Exercise aim -
Type the data below again exactly. Omit all pictures.

Data records -
────────────────

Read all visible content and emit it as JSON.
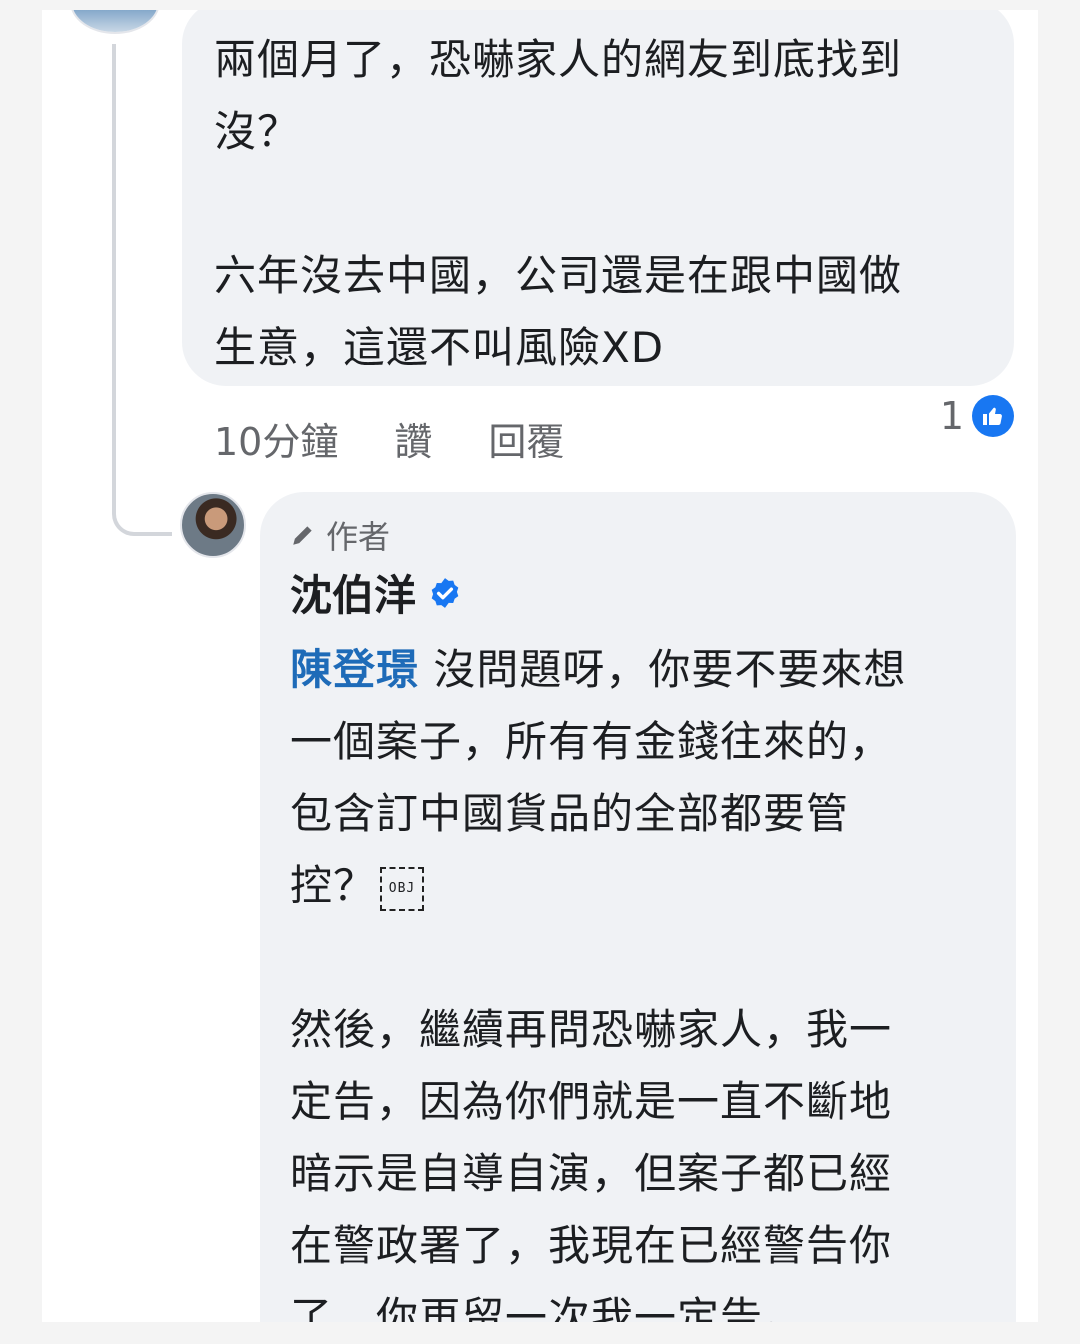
{
  "comment": {
    "text": "兩個月了，恐嚇家人的網友到底找到\n沒？\n\n六年沒去中國，公司還是在跟中國做\n生意，這還不叫風險XD",
    "time": "10分鐘",
    "like_label": "讚",
    "reply_label": "回覆",
    "reaction_count": "1"
  },
  "reply": {
    "author_tag": "作者",
    "author_name": "沈伯洋",
    "mention": "陳登璟",
    "paragraph1": "沒問題呀，你要不要來想\n一個案子，所有有金錢往來的，\n包含訂中國貨品的全部都要管\n控？",
    "obj_placeholder": "OBJ",
    "paragraph2": "然後，繼續再問恐嚇家人，我一\n定告，因為你們就是一直不斷地\n暗示是自導自演，但案子都已經\n在警政署了，我現在已經警告你\n了，你再留一次我一定告。"
  },
  "colors": {
    "bubble": "#f0f2f5",
    "mention": "#1e6bb8",
    "like_blue": "#1877f2",
    "meta_gray": "#65676b"
  }
}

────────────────

Exercise result -
Read all visible content and emit it as JSON.
{
  "comment": {
    "text": "兩個月了，恐嚇家人的網友到底找到\n沒？\n\n六年沒去中國，公司還是在跟中國做\n生意，這還不叫風險XD",
    "time": "10分鐘",
    "like_label": "讚",
    "reply_label": "回覆",
    "reaction_count": "1"
  },
  "reply": {
    "author_tag": "作者",
    "author_name": "沈伯洋",
    "mention": "陳登璟",
    "paragraph1": "沒問題呀，你要不要來想\n一個案子，所有有金錢往來的，\n包含訂中國貨品的全部都要管\n控？",
    "obj_placeholder": "OBJ",
    "paragraph2": "然後，繼續再問恐嚇家人，我一\n定告，因為你們就是一直不斷地\n暗示是自導自演，但案子都已經\n在警政署了，我現在已經警告你\n了，你再留一次我一定告。"
  },
  "colors": {
    "bubble": "#f0f2f5",
    "mention": "#1e6bb8",
    "like_blue": "#1877f2",
    "meta_gray": "#65676b"
  }
}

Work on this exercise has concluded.